Cleaning Dryer Vents – Tips To Prevent A House Fire!

Make It A Ritual!

If part of your household maintenance plan does not include cleaning dryer vents then it should. Every year there are over 15,000 home fires caused by dryer fires with over 300 injuries and leading to 30 deaths. Not cleaning dryer vents also causes 90 million dollars in damages in the United States alone. Based on these statistics, it is important for every homeowner to be aware of the recommendations and procedures for cleaning dryer vents that will keep them safe and comfortable in their home for years to come. Take a look at these important questions about cleaning dryer vents and facts to consider when you are deciding how to do it, when to do it, and who should do it.

What Are Clues Your Dryer Vent Needs Cleaning?

If your dryer is taking longer to dry a load than it used to, then the vents may need cleaning. As a general rule, dryer vents should be cleaned every six months. A simple reminder is to start cleaning dryer vents the same day you change your clocks for daylight savings.

What Is The Purpose Of Cleaning Dryer Vents?

As your clothes dry, they produce lint, and the lint trap doesn’t catch all of the lint that goes through your dryer. By cleaning dryer vents that are outside of the lint trap, you are removing this excess lint.

Where Are The Dryer Vents?

When cleaning dryer vents, you need to make sure you clean the vent located at the rear of your dryer, as well as the route of the piping to the outside of your home.

Should I Clean My Vents On My Own?

You can easily hire someone, or if you are comfortable and willing to purchase the proper tools, you can easily clean the dryer vents yourself. You can find tools at hardware and home improvement stores, or online made specifically for cleaning dryer vents. When cleaning dryer vents, you will need a circular or horizontal brush that is on the end of a plastic/metal pole or durable line. Ask a professional to help you find the best tool to match your dryer’s needs and shape.

Take this simple step towards fire prevention in your home that will go a long way toward keeping your family safe.

5 Tips on How to Prevent Mold at Home

The very mention of the word ‘mold’ likely makes you cringe. The presence of mold in your home means serious health risk for you and anyone else you live with. It calls for specialized cleaning services and some care and attention.

If that is not bad enough, you must know that mold spores can grow on the carpet, on the walls and places that are out of sight, like the backside of the drywall and pipes. If you do not want to compromise your health, it is best to look for ways to minimise mold and all of the risks associated with it. Prevention is the best approach in that regard. Mold prevention means moisture control. Here is how you can achieve that:

Fix moisture-causing problems – while it is true that you cannot make your home mold-proof, you can at least make it mold-resistant. Identify the problem areas: condensation on the windows, flooded areas in the basement, water stains on the ceiling, etc. You can easily prevent mold from growing and spreading by fixing such problem areas. The earlier you do this, the more money and problems you will save yourself in the long run.

Dry moisture as soon as possible – mold cannot possibly develop without the presence of moisture.

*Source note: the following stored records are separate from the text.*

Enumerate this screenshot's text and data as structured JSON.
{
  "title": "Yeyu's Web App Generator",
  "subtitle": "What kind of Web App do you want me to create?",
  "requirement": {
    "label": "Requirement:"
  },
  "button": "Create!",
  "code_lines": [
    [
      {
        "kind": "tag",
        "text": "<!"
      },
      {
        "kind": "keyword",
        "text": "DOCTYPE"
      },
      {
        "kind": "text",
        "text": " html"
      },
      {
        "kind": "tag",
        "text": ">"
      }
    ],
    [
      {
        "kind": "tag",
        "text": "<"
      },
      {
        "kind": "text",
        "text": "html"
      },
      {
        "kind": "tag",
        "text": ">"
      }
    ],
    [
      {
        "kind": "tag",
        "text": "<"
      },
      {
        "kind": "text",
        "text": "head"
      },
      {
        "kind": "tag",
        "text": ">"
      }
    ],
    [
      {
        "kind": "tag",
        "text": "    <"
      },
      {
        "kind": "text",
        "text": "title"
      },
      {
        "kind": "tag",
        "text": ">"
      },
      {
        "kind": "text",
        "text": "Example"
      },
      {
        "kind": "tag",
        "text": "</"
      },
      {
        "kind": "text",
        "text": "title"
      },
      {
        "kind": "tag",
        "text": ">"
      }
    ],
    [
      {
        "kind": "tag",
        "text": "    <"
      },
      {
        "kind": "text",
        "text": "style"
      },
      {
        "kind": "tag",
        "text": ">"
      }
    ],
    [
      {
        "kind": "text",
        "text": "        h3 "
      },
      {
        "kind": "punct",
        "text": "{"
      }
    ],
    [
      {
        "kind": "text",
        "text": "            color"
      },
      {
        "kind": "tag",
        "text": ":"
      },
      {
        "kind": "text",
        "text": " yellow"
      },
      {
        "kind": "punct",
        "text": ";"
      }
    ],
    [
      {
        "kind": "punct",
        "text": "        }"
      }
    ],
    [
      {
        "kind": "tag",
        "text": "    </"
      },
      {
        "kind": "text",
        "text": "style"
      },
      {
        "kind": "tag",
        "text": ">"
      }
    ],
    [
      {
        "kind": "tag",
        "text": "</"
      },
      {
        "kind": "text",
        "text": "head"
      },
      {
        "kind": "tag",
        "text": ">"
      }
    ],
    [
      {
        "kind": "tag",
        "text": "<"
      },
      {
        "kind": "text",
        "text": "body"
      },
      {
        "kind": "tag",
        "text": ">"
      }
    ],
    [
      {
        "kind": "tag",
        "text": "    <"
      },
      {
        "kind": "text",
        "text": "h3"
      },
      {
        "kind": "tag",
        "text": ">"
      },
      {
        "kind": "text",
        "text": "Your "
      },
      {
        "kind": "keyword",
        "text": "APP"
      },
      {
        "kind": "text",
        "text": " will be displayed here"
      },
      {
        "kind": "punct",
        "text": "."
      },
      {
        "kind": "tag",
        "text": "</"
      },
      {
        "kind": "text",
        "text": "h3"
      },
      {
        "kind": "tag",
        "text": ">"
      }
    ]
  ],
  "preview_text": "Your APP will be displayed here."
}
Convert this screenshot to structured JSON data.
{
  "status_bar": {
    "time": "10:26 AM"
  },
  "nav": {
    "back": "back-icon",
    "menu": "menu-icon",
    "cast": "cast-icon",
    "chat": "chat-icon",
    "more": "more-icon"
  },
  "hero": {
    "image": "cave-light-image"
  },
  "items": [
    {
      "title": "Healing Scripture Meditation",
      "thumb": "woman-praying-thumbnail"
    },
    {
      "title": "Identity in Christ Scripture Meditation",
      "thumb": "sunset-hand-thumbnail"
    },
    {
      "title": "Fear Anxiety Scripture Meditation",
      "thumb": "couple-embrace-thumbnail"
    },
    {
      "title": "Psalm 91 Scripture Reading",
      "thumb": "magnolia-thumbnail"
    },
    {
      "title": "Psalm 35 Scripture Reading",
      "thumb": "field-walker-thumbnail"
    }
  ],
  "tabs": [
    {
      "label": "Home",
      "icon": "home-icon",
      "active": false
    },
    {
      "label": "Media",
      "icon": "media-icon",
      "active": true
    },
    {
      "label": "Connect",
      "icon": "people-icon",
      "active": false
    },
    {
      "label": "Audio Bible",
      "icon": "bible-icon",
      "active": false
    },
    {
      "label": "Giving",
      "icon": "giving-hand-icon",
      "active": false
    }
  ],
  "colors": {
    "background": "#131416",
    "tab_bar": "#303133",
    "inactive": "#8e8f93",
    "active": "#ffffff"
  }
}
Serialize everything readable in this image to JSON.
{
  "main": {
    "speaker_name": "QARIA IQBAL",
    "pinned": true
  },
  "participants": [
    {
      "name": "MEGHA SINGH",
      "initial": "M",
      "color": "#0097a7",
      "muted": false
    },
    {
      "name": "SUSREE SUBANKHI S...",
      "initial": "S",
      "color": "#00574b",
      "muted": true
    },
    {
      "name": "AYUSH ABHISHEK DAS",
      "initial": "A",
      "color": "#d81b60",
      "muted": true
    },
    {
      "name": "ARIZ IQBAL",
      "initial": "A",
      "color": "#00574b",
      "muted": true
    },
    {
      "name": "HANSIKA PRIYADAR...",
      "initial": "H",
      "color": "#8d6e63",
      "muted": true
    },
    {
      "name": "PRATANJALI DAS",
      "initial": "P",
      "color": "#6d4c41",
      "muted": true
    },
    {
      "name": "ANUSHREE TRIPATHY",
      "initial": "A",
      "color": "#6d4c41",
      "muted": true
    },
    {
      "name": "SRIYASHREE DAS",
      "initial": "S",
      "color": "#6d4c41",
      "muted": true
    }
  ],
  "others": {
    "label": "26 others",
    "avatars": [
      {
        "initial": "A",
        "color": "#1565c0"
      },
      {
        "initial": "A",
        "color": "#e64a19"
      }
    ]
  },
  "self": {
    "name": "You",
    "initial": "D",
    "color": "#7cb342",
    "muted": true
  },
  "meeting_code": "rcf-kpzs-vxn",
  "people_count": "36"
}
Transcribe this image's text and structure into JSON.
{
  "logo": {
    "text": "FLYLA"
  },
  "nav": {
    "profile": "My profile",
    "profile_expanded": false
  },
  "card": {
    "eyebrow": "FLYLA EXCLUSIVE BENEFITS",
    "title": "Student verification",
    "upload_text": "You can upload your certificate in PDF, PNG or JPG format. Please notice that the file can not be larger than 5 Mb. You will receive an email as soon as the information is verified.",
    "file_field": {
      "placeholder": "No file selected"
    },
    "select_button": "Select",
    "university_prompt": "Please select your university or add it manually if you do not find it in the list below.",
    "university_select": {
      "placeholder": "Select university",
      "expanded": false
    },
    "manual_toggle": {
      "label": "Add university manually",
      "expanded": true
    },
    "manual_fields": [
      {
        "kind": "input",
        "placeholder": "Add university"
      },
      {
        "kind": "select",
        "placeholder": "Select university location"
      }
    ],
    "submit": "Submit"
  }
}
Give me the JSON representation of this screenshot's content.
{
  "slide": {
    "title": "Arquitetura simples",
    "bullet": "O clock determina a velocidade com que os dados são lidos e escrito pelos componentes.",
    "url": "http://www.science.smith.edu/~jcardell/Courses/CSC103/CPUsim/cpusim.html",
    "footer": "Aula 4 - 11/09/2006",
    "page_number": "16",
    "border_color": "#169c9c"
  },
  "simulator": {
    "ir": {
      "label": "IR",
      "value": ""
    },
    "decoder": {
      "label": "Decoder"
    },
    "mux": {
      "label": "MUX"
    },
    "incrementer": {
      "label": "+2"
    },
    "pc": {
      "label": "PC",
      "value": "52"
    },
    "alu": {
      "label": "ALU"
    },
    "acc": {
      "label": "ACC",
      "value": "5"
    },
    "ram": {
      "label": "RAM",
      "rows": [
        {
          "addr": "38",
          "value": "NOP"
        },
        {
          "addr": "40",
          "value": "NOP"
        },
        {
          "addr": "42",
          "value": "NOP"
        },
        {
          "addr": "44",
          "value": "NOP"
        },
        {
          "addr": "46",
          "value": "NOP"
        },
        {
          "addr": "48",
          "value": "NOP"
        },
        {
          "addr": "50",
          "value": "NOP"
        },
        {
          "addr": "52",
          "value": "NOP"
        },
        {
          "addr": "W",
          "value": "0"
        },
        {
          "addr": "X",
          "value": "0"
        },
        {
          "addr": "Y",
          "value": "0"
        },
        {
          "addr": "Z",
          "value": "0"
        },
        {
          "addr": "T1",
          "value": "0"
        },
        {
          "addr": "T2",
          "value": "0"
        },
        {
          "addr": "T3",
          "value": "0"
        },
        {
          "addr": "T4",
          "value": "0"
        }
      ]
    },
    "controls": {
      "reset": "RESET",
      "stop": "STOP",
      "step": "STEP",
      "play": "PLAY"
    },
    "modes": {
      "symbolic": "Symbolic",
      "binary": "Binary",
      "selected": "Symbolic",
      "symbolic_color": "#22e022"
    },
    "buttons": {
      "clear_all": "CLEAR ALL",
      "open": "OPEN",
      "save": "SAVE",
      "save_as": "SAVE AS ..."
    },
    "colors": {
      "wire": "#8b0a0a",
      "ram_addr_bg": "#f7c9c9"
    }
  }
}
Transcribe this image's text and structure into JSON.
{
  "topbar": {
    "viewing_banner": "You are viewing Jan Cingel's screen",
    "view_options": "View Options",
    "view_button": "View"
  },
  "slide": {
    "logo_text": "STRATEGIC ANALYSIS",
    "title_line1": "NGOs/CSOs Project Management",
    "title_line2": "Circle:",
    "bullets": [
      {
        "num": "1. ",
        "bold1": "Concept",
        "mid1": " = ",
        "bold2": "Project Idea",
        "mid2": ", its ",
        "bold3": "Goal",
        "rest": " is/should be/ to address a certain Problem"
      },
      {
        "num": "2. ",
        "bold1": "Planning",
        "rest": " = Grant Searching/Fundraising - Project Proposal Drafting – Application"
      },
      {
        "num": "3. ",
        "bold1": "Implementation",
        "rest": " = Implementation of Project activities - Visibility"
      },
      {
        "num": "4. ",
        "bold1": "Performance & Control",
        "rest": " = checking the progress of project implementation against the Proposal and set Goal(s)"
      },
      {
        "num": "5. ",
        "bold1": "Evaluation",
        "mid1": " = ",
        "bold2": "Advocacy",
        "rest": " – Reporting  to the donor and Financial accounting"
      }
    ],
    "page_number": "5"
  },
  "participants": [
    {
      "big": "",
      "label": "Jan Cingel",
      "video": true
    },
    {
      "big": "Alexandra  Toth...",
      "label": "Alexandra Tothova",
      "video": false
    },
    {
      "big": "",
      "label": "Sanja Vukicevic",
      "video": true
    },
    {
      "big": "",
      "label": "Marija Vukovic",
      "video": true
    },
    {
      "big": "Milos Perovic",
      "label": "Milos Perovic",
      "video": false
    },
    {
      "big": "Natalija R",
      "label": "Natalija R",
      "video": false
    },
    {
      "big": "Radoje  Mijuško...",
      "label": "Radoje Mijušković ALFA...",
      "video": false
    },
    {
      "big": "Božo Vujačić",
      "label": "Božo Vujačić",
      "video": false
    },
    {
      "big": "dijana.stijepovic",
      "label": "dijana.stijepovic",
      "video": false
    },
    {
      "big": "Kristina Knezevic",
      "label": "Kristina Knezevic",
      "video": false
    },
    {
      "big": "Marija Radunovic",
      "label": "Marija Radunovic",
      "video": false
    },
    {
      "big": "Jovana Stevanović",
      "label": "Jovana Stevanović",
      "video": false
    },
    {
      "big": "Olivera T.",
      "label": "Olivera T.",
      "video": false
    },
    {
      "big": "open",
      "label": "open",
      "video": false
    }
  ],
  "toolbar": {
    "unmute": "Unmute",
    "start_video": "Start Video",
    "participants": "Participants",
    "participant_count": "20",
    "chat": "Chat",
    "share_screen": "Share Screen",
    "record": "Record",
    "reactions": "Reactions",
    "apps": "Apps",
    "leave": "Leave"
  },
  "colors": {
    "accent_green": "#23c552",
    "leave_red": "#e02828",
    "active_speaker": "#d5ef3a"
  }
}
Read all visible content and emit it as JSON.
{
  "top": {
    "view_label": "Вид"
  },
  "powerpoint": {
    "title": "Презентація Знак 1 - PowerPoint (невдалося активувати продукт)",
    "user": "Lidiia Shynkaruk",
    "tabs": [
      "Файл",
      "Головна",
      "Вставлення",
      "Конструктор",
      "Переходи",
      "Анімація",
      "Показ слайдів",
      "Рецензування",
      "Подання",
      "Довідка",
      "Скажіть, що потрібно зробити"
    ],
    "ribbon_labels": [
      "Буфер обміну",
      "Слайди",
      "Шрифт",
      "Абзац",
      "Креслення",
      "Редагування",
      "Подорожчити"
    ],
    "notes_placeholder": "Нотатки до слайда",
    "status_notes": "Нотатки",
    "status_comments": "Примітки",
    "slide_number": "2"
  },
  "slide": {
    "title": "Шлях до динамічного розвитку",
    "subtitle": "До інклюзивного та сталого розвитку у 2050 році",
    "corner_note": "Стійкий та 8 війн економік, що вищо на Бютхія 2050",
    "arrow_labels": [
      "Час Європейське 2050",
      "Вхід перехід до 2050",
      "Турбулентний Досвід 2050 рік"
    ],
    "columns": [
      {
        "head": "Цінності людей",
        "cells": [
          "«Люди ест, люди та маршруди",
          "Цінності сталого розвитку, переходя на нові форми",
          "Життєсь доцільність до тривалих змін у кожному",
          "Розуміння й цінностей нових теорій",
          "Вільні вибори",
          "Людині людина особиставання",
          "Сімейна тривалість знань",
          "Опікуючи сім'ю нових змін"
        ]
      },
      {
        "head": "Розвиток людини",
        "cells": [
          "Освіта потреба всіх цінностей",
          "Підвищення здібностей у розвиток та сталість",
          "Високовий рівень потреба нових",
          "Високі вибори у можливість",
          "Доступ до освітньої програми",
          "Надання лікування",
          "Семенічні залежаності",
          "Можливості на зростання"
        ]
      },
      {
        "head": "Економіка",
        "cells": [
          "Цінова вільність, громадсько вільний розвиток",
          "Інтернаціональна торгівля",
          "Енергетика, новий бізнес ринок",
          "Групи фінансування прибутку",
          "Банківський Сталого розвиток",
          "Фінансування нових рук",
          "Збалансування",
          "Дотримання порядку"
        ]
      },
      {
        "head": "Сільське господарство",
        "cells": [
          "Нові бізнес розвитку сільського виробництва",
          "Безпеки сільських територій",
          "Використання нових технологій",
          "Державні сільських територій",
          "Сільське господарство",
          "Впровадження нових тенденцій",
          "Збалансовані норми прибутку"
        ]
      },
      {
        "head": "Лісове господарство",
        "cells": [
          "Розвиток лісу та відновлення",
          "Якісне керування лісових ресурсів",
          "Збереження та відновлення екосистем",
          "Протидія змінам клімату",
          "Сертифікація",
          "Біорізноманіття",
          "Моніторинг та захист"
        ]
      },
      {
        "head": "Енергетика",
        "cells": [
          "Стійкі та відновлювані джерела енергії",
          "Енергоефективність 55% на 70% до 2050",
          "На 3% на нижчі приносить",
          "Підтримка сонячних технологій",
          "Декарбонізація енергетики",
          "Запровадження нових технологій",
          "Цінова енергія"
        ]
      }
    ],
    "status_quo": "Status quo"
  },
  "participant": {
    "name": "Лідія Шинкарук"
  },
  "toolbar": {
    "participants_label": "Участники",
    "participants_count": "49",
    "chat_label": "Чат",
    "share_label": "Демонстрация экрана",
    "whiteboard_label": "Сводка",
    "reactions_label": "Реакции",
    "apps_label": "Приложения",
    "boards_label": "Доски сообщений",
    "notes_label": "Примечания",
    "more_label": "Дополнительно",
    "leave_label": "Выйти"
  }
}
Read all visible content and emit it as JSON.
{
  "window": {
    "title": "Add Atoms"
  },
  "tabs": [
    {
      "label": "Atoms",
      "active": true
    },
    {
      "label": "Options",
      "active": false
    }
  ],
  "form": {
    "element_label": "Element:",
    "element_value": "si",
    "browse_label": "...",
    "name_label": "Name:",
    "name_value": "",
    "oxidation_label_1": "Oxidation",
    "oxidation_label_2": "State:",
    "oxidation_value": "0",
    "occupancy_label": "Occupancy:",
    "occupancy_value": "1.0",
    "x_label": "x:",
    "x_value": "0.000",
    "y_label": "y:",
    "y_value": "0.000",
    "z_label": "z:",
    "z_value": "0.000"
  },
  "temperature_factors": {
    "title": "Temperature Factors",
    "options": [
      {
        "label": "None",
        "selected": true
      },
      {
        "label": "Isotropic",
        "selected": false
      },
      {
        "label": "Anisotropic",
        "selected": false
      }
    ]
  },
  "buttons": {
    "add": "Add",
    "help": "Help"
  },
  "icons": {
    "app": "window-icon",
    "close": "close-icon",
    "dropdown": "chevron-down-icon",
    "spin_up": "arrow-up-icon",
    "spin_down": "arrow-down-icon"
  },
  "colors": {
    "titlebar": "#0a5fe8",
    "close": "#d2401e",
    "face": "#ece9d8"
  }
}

From removing seepage in the basement after a solid rainfall to drying a spill on the carpet, it can all make a difference. If there is any item at home that has been exposed to moisture, you need to dry it as soon as possible to minimise the risk of mold growth.

Ventilate your home properly – even everyday activities like cooking, taking a shower or doing laundry can invite mold in your home. Properly ventilating the rooms in which these activities take place is very important. You should even vent the appliances that produce moisture, like stoves and clothes dryers. Dehumidifiers, AC units, and exhaust fans should all be used to prevent moisture from sticking around.

Monitor humidity levels – the healthy level of indoors humidity is between 30 and 60 percent. A moisture meter can help you monitor that, but there are other ways to detect high humidity. For instance, condensation on pipes, windows, and walls is indicative of high moisture. The surface should be dried and the source should be addressed.

Boost airflow in your home – as temperatures begin to drop, there is less moisture in the air. Without proper air flow in the home, you may notice extra moisture on your walls, floors, and windows. You can improve circulation by opening doors between rooms and moving furniture away from the walls. Even if it is cold outside, you should let fresh air in the room to reduce the moisture and prevent mold growth.

As you can see, there are ways to reduce the risk of developing mold in your home. You just need to be a little more careful when dealing with home cleaning tasks and check your home for areas of excess moisture.